→ Work request: The data below is to be repeated in full, exactly as shown.

Items from an interface collection:

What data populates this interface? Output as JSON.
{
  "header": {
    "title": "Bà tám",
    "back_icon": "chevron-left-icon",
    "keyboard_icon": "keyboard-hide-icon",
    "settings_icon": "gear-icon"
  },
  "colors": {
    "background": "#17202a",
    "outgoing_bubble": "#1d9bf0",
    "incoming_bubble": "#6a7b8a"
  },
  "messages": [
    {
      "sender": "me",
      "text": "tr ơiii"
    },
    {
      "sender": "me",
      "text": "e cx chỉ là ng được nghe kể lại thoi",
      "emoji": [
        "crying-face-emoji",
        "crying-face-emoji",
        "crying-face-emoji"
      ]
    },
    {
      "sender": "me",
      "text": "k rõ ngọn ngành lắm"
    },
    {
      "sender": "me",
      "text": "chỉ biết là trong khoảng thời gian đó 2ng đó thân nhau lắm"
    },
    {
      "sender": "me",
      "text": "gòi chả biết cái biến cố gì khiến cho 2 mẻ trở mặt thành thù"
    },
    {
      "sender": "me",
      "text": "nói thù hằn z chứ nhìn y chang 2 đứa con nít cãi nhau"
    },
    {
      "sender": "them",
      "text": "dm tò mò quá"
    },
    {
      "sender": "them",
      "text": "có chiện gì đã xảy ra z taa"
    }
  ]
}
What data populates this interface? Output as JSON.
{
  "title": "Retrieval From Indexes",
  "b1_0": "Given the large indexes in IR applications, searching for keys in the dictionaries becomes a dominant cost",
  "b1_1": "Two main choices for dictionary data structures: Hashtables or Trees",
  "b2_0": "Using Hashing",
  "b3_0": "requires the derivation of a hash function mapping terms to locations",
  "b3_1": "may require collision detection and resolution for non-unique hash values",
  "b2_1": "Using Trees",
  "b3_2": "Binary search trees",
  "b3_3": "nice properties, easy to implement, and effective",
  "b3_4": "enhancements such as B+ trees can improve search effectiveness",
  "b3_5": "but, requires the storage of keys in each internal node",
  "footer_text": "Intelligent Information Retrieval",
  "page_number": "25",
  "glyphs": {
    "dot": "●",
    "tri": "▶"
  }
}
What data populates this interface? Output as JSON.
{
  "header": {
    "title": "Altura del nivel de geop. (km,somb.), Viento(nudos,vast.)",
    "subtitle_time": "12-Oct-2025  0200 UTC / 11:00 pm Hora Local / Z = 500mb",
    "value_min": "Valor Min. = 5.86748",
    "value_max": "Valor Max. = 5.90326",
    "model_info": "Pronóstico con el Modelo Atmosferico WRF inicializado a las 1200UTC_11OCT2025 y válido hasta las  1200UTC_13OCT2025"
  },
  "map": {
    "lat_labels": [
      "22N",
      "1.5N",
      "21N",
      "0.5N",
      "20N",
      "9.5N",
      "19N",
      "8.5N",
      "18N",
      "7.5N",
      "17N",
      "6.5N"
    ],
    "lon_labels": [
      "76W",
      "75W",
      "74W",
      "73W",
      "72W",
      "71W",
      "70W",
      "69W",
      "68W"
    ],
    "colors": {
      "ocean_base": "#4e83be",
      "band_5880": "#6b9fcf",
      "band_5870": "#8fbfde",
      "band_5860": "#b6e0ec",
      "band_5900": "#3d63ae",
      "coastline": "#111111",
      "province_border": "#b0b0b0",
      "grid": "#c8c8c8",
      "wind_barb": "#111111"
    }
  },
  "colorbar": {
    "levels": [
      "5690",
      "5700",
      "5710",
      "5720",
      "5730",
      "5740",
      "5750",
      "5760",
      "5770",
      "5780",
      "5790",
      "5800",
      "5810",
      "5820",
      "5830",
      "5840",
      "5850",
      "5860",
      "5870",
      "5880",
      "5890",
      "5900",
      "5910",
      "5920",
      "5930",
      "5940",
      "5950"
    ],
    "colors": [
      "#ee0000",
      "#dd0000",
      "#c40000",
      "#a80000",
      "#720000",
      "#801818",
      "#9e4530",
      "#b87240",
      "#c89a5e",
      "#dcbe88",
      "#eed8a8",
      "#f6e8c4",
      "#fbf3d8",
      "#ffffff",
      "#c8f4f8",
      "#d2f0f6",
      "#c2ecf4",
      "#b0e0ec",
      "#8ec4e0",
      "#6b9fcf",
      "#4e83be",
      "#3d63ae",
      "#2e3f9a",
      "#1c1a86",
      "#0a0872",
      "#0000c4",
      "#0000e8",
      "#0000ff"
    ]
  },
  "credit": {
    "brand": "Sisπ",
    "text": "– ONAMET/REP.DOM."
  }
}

→ Finished task:
What data populates this interface? Output as JSON.
{
  "header": {
    "title": "Bà tám",
    "back_icon": "chevron-left-icon",
    "keyboard_icon": "keyboard-hide-icon",
    "settings_icon": "gear-icon"
  },
  "colors": {
    "background": "#17202a",
    "outgoing_bubble": "#1d9bf0",
    "incoming_bubble": "#6a7b8a"
  },
  "messages": [
    {
      "sender": "me",
      "text": "tr ơiii"
    },
    {
      "sender": "me",
      "text": "e cx chỉ là ng được nghe kể lại thoi",
      "emoji": [
        "crying-face-emoji",
        "crying-face-emoji",
        "crying-face-emoji"
      ]
    },
    {
      "sender": "me",
      "text": "k rõ ngọn ngành lắm"
    },
    {
      "sender": "me",
      "text": "chỉ biết là trong khoảng thời gian đó 2ng đó thân nhau lắm"
    },
    {
      "sender": "me",
      "text": "gòi chả biết cái biến cố gì khiến cho 2 mẻ trở mặt thành thù"
    },
    {
      "sender": "me",
      "text": "nói thù hằn z chứ nhìn y chang 2 đứa con nít cãi nhau"
    },
    {
      "sender": "them",
      "text": "dm tò mò quá"
    },
    {
      "sender": "them",
      "text": "có chiện gì đã xảy ra z taa"
    }
  ]
}
What data populates this interface? Output as JSON.
{
  "title": "Retrieval From Indexes",
  "b1_0": "Given the large indexes in IR applications, searching for keys in the dictionaries becomes a dominant cost",
  "b1_1": "Two main choices for dictionary data structures: Hashtables or Trees",
  "b2_0": "Using Hashing",
  "b3_0": "requires the derivation of a hash function mapping terms to locations",
  "b3_1": "may require collision detection and resolution for non-unique hash values",
  "b2_1": "Using Trees",
  "b3_2": "Binary search trees",
  "b3_3": "nice properties, easy to implement, and effective",
  "b3_4": "enhancements such as B+ trees can improve search effectiveness",
  "b3_5": "but, requires the storage of keys in each internal node",
  "footer_text": "Intelligent Information Retrieval",
  "page_number": "25",
  "glyphs": {
    "dot": "●",
    "tri": "▶"
  }
}
What data populates this interface? Output as JSON.
{
  "header": {
    "title": "Altura del nivel de geop. (km,somb.), Viento(nudos,vast.)",
    "subtitle_time": "12-Oct-2025  0200 UTC / 11:00 pm Hora Local / Z = 500mb",
    "value_min": "Valor Min. = 5.86748",
    "value_max": "Valor Max. = 5.90326",
    "model_info": "Pronóstico con el Modelo Atmosferico WRF inicializado a las 1200UTC_11OCT2025 y válido hasta las  1200UTC_13OCT2025"
  },
  "map": {
    "lat_labels": [
      "22N",
      "1.5N",
      "21N",
      "0.5N",
      "20N",
      "9.5N",
      "19N",
      "8.5N",
      "18N",
      "7.5N",
      "17N",
      "6.5N"
    ],
    "lon_labels": [
      "76W",
      "75W",
      "74W",
      "73W",
      "72W",
      "71W",
      "70W",
      "69W",
      "68W"
    ],
    "colors": {
      "ocean_base": "#4e83be",
      "band_5880": "#6b9fcf",
      "band_5870": "#8fbfde",
      "band_5860": "#b6e0ec",
      "band_5900": "#3d63ae",
      "coastline": "#111111",
      "province_border": "#b0b0b0",
      "grid": "#c8c8c8",
      "wind_barb": "#111111"
    }
  },
  "colorbar": {
    "levels": [
      "5690",
      "5700",
      "5710",
      "5720",
      "5730",
      "5740",
      "5750",
      "5760",
      "5770",
      "5780",
      "5790",
      "5800",
      "5810",
      "5820",
      "5830",
      "5840",
      "5850",
      "5860",
      "5870",
      "5880",
      "5890",
      "5900",
      "5910",
      "5920",
      "5930",
      "5940",
      "5950"
    ],
    "colors": [
      "#ee0000",
      "#dd0000",
      "#c40000",
      "#a80000",
      "#720000",
      "#801818",
      "#9e4530",
      "#b87240",
      "#c89a5e",
      "#dcbe88",
      "#eed8a8",
      "#f6e8c4",
      "#fbf3d8",
      "#ffffff",
      "#c8f4f8",
      "#d2f0f6",
      "#c2ecf4",
      "#b0e0ec",
      "#8ec4e0",
      "#6b9fcf",
      "#4e83be",
      "#3d63ae",
      "#2e3f9a",
      "#1c1a86",
      "#0a0872",
      "#0000c4",
      "#0000e8",
      "#0000ff"
    ]
  },
  "credit": {
    "brand": "Sisπ",
    "text": "– ONAMET/REP.DOM."
  }
}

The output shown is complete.